Zeebo has introduced a game console that uses the Qualcomm MSM chipset and a 528MHz ARM processor, which are chips you'd more expect in a phone than in a gaming console. Zeebo CEO John Rizzo claims the Zeebo represents gaming for the next billion, the console is mainly aimed at emerging markets like the BRIC countries; Brazil, Russia, India and China.
The Zeebo console will not use discs or cartridges, players will have to download games via a 3G wireless network. The console will be launched in Brazil in May for the equivalent of US$199, that sounds expensive but traditional consoles are reportedly a lot more expensive in Brazil:
In Brazil, for instance, where the console is launching first, a PS3 costs the equivalent of US$1,100 new, and the Wii costs US$1,000, because neither console has officially launched there -- the only alternative for those consoles is piracy.
The Zeebo is launching at the equivalent of $199 USD, with games costing in the range of $5 to $15. Games are download-only across a 3G wireless network, which can also be used as a connectivity point for laptops in those homes without Internet.
Yuen compared the video game market to the Matterhorn, in that many have died trying to climb it. "Lots of companies have tried to conquer the big three, and died doing it. So, within Qualcomm we've been thinking about how we can do this differently, and with cellular technology."
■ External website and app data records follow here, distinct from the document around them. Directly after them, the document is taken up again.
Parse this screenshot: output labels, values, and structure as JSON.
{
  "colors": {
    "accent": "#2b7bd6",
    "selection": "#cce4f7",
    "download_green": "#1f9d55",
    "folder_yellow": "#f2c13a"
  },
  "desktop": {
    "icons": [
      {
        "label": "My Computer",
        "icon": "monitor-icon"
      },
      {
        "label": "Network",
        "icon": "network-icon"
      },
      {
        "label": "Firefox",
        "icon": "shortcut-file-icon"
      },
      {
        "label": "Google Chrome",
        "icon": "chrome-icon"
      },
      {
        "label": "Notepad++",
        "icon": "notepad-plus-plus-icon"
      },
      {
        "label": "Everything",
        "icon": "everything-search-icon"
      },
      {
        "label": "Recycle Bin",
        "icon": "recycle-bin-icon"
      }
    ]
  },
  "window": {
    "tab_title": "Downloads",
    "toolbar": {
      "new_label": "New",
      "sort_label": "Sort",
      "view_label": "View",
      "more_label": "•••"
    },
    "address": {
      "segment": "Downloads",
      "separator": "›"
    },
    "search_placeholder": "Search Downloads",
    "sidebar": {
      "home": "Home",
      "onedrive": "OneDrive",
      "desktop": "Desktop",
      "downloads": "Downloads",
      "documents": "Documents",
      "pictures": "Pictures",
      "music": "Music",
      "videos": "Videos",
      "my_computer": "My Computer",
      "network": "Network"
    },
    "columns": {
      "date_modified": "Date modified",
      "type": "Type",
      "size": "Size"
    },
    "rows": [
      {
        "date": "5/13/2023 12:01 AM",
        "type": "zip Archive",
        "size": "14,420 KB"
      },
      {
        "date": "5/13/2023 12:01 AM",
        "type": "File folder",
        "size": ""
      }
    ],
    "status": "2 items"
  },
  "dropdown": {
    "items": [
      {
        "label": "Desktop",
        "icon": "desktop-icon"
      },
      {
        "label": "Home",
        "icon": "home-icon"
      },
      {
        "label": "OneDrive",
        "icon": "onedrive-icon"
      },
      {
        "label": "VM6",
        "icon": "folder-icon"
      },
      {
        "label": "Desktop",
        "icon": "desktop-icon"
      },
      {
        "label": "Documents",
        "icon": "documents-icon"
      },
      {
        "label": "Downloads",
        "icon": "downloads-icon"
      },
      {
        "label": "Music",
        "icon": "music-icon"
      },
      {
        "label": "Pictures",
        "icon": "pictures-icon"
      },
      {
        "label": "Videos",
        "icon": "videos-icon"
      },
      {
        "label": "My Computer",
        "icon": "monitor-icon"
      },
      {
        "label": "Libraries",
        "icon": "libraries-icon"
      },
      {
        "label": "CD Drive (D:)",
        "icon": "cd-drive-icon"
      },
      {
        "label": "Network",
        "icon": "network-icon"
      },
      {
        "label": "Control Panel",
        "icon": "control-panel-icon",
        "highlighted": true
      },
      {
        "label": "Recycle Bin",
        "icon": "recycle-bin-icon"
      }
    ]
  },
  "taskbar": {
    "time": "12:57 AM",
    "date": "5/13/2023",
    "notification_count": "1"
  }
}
Games are developed with Qualcomm's BREW platform, and Zeebo says there will be more than 300 titles available. This will include classics like Quake, Tekken 2, Crash Bandicoot and others. More details about Zeebo can be read at Gamasutra.